Born 1972 Sydney, Australia
Lives and works in Sydney, Australia
In Tongan culture, ‘Punake’ is a term used to describe artists who compose poetry and songs and choreograph them for performance. The word comes from puna (to fly) and hake (on high). Latai Taumoepeau is a contemporary Punake — a body-centred performance artist whose powerful artistic practice tells the stories of her homelands, the Island Kingdom of Tonga, and her birthplace of the Eora Nation, Sydney. Working in durational performance and documenting it through photographs, she addresses issues of race, class and the female body. In her recent practice, Taumoepeau explores the effects of climate change in the Pacific, probing existing power structures and the looming possibility of dispossession that many island communities face.
Latai Taumoepeau / Australia/Tonga b.1972 / Dark Continent 2018 (Performance documentation) (detail) / Digital print on paper ed. 1/3 / 118.9 x 84.1cm (sheet) / Purchased 2018 with funds from the bequest of Jennifer Taylor through the QAGOMA Foundation / Collection: QAGOMA / © and image courtesy: Latai Taumoepeau / Photograph: Zan Wimberley
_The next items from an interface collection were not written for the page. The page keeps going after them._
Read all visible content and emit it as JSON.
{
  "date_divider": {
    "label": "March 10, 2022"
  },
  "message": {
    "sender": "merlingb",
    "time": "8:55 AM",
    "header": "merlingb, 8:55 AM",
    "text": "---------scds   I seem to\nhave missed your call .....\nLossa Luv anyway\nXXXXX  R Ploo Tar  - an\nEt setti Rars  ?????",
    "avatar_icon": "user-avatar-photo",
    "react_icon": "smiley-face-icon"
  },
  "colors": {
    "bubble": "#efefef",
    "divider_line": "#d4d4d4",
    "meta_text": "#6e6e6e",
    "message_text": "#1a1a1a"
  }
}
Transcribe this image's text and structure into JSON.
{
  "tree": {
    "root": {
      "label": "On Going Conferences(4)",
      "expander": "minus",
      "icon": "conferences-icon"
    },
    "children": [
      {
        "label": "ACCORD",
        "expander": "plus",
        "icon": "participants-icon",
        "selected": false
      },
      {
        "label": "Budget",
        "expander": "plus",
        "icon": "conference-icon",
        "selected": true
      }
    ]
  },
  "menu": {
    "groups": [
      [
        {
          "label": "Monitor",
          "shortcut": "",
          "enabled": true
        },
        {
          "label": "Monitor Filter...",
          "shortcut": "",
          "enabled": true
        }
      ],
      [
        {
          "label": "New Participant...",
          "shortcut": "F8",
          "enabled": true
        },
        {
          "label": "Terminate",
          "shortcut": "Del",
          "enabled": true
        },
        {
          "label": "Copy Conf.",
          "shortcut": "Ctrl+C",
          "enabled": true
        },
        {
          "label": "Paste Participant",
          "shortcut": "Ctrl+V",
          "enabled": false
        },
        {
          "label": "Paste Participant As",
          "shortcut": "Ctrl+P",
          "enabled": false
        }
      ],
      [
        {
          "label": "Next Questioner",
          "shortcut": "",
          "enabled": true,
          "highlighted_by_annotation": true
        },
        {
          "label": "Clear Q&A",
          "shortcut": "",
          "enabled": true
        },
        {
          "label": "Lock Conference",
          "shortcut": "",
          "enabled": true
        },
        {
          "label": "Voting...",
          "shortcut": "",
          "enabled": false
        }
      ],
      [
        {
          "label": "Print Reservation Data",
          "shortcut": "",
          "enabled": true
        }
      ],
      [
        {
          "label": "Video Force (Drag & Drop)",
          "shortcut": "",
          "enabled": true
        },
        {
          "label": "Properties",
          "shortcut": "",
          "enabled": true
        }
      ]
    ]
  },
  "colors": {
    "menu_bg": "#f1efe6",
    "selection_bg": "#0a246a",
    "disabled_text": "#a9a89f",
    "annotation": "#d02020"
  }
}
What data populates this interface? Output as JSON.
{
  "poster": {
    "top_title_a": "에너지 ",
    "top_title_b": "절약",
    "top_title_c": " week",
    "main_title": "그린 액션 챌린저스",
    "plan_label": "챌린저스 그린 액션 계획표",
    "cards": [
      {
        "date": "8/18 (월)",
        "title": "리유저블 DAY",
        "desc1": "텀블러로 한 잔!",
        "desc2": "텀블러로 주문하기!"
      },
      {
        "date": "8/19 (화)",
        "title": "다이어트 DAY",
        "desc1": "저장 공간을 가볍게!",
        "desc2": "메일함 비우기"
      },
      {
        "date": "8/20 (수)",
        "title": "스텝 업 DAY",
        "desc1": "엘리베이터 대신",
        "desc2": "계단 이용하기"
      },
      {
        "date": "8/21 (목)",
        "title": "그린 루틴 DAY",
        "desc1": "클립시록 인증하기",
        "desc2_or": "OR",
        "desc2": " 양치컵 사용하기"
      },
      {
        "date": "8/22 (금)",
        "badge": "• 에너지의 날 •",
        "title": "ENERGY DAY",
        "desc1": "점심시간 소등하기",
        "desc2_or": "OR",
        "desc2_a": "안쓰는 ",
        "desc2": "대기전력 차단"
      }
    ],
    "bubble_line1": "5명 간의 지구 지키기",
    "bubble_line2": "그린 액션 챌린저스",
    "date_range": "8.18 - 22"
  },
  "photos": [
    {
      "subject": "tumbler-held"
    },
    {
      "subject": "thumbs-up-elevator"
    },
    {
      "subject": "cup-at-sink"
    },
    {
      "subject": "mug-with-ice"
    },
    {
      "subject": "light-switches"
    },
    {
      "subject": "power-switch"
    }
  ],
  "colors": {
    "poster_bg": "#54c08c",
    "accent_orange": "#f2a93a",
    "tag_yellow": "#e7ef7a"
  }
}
Latai Taumoepeau describes herself as a punake, a Tongan term describing performance artists, such as dancers, who use their bodies as their medium. Dark Continent 2018 is a selection of still photographs that documents Taumoepeau over a period of 48 hours, as she slowly stretched and contorted her body into poses that enabled her to apply artificial colouring solution to her skin, using a small electric compression gun. Performed in Sydney, the work explores prevailing ideas of the Australian national identity — iconic sun-bronzed, beach-goers of European heritage. Focusing on the artificial tanning of a Pacific woman, this work foregrounds groups, who, historically, are largely unrepresented in the national imagination. Engaging with issues of race, as well as attitudes towards the female body, the slow transformation of Taumoepeau’s skin raises questions around the markers of national identity.